You might say “well, that’s modern football”, or even “but safety is priority, I’m there with my family”. Sure, but that’s not what this is all about. All that safety-secure-talk is nothing but a smokescreen for the underlying aspiration to control and form “consumers” at all costs for the business franchise Manchester City FC. If it had been about safety, there should have been a pat down at the entrance for at least some supporters. That didn’t happen. Furthermore, the idea to place the away support literally next to the singing section, separated by a wonky IKEA-looking small fence, is simply ludicrous. Some of my cynical friends suspected later that evening this might have been set up on purpose: any frictions between the two camps could easily be used for a call for “more safety”. They have a point there.
Celebrate a goal? Leave the stadium!
We left Manchester with two images: the numerous Gladbach supporters, celebrating their club and the huge hospitality of the many pubs (and many City-supporters in these places!) on one hand; on the other, a sinister precursor of what football in the Bundesliga might look like ten years from now, but hopefully never will. Any corrosion of the “50+1”-rule of the Bundesliga, which ensures no investor will hold the majority over the club’s board and maintains a voice for the club’s supporters, would inevitably push German clubs down this road that leads to the Etihad stadium. It’s a simple story: an owner throws in triple digit millions, the money coming out of the ticket sales becomes irrelevant. Thus there’s no need in many cases for the investor to care about fan culture, especially if it goes against his profit and the more expensive, “sedated” seats in the stadium are preferred. As evidenced by hospitality packages, including dinners, hotels, souvenirs and so on for the newly acquired “fans” from Asia or the US. Much more convenient than an opinionated Citizen from the Maine Road days. Even if this seems only the worst case scenario and highly unlikely in the case of Borussia Mönchengladbach, as the current club officials are well aware of the tradition and values of the supporters here, this will happen in other stadiums in Germany as soon as investors are through the door.
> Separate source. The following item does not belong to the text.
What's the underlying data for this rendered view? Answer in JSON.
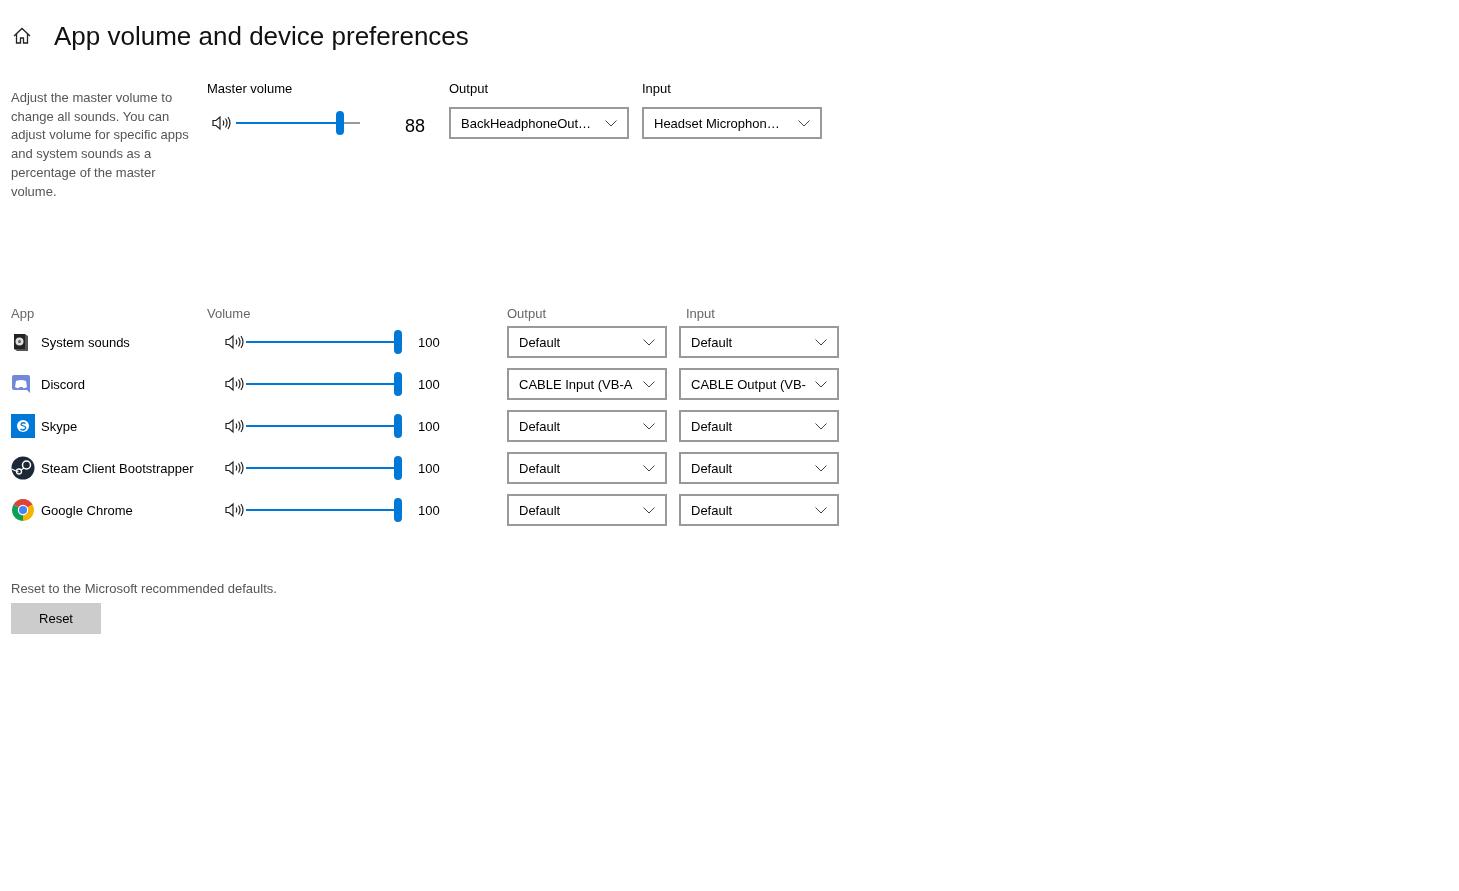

If you don’t want to sit in a “well-behaved” stand one day, facing a “Nordkurve” in silence and witnessing the removal of a, say, Hannover supporter due to “goal celebration” in the stands, you should remember evenings like the one involving Gladbach at the Etihad stadium in terms of fan support.